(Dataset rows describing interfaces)
######

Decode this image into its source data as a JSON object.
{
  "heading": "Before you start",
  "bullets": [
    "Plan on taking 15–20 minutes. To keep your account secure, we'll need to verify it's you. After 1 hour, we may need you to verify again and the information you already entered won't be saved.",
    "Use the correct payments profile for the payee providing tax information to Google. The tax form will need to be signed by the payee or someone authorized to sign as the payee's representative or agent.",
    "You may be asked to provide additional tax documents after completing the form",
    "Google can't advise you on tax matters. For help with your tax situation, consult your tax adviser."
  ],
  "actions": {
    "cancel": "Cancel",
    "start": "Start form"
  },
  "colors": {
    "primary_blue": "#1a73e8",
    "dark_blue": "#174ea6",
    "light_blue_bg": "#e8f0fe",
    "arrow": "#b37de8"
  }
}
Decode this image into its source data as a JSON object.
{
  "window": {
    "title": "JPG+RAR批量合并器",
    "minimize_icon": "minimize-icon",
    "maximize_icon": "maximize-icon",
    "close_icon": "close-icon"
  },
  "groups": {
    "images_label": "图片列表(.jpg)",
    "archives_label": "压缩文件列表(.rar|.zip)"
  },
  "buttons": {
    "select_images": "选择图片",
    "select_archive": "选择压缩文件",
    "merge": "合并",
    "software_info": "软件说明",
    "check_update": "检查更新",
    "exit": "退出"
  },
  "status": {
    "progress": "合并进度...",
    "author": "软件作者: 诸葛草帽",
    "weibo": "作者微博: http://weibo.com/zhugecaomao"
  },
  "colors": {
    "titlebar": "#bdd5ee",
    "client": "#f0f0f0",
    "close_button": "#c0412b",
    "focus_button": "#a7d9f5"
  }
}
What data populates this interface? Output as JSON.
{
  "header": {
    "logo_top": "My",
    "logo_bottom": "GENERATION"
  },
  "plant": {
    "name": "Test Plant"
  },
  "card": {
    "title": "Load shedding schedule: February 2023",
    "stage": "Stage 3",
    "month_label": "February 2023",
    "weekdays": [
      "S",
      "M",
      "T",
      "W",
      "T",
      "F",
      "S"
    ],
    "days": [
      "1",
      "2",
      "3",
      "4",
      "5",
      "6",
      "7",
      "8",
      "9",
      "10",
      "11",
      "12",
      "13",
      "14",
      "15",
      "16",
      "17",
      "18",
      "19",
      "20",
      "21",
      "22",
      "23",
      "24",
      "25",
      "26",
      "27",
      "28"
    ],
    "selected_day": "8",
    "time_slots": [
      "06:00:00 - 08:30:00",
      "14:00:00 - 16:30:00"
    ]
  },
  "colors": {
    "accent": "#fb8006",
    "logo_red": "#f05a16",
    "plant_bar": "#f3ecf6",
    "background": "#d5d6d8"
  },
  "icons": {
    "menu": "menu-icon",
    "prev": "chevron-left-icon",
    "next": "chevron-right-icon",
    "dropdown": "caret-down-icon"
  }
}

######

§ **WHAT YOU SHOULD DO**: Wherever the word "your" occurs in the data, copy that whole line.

§ **THE COMPLETED TASK**:
    "Plan on taking 15–20 minutes. To keep your account secure, we'll need to verify it's you. After 1 hour, we may need you to verify again and the information you already entered won't be saved.",
    "Google can't advise you on tax matters. For help with your tax situation, consult your tax adviser."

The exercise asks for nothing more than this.